I just finished The War that Made America (the book, not the actual war). Not always an easy read, Fred Anderson's book helped me tie the French and Indian War to the Revolution in ways I had not previously understood. I was first introduced to the political climate of the French and Indian War when I attended last summer at the George Washington Teacher Institute at Mount Vernon, Virginia, but our time and focus for the week did not allow for all of the details of this war and its implications.
Here in the end, the French and Indian War starts to sound a bit like the other book I am reading for the Fort Ticonderoga Teacher Institute - The First World War. Coincidently, I just read in that other volume about some of the international law breaking during WWI.

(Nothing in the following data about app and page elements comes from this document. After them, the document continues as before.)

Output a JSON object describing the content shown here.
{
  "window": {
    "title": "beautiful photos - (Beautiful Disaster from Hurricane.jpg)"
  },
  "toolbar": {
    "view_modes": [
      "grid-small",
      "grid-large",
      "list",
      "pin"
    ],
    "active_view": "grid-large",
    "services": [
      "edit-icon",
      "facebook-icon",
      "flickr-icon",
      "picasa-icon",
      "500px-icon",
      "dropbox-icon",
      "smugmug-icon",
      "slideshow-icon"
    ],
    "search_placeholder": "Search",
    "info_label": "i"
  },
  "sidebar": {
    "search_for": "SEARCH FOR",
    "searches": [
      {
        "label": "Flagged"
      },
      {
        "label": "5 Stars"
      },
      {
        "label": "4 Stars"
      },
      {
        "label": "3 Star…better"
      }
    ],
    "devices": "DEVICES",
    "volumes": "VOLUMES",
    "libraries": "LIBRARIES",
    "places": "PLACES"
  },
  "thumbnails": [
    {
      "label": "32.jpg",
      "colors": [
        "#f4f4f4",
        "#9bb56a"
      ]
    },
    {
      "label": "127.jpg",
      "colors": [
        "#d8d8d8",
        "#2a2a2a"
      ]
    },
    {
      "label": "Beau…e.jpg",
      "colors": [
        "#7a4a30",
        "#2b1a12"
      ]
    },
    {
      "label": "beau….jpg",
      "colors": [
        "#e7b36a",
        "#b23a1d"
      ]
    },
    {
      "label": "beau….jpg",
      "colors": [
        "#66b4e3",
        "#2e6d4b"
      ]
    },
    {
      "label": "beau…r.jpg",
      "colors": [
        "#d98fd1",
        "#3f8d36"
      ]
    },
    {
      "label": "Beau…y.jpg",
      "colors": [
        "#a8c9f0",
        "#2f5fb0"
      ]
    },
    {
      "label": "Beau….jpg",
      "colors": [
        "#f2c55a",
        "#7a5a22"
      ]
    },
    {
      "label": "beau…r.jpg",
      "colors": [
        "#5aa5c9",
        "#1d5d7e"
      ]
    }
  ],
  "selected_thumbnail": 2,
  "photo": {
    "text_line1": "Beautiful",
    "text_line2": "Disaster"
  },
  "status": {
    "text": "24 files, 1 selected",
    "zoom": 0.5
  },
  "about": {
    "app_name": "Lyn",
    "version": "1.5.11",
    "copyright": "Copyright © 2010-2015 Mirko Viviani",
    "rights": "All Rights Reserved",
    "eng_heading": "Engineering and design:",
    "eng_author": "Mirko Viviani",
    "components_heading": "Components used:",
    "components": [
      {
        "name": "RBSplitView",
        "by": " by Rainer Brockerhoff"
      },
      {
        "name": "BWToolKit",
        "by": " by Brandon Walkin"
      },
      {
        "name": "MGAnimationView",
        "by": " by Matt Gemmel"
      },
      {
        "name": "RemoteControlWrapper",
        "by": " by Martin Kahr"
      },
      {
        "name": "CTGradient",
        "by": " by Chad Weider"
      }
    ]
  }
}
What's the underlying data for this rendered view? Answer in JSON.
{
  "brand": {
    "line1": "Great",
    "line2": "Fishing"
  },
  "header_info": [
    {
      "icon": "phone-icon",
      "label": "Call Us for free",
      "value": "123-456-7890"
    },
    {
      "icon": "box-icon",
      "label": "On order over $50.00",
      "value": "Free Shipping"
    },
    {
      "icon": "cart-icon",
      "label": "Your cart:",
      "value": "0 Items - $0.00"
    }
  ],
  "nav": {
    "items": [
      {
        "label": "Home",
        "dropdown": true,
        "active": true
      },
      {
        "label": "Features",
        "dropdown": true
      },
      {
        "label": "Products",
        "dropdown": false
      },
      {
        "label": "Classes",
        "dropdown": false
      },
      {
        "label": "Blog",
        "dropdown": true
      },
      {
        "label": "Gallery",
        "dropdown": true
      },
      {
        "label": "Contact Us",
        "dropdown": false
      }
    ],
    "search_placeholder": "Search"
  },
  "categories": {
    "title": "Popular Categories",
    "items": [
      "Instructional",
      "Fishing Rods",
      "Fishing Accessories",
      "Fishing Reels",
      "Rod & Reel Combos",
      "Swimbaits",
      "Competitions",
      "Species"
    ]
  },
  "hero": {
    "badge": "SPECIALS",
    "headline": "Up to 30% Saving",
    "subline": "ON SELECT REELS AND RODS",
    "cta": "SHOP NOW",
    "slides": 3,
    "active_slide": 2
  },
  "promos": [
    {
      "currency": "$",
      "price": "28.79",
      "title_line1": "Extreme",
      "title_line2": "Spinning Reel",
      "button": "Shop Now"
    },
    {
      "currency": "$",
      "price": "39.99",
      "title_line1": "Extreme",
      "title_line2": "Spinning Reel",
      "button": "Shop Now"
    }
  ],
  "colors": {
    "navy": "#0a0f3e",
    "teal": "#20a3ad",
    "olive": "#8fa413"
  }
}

The war's disruption of trade with France had left the planters of Guadeloupe (and indeed of the whole French West Indies) sitting on a mountain of worthless sugar, in a sea of unmerchantable molasses, with no supply of imports - slaves, manufactured goods, livestock, barrel staves, and provisions - that they needed to keep the local economy running. Conquest, paradoxically, solved the planters' problems. After less than a year of British occupation, Guadeloupe's economy was booming as planters shipped ten thousand tons of sugar to London merchants and bought thousands of slaves (imported from West African slaving stations that the Royal Navy had seized in 1758-1759) and vast quantities of manufactured goods from British suppliers in return...
But there was still another block to place in the foundation of the Revolution - another character in the cast, King George III.
...The heart attack that killed King George II on October 25, a little less than three weeks after the news arrived of Canada's capitulation, brought his twenty-two-year-old grandson to the throne as George III. The new king's father (Frederick Lewis, Prince of Wales) had died nine years before, as deeply alienated from George II as Hanoverian heirs typically were from their fathers. This meant that as he grew up the new monarch had formed his chosen political and emotional ties with courtiers and politicians who despised George II and all the political corruption and devotion to Hanover that he stood for. George's mother, Augusta, and his tutor, the earl of Bute, had encouraged him to see himself as a "patriot kin," who would rise above the petty factions of parliamentary politics and provide his nation with the kind of disinterested, virtuous leadership in needed to realize its destiny in the world. In 1760, to the new king this meant, above all, ending a war he saw as needless and destructive...
during the summer of 2019, follow the link to my Fort Ticonderoga page.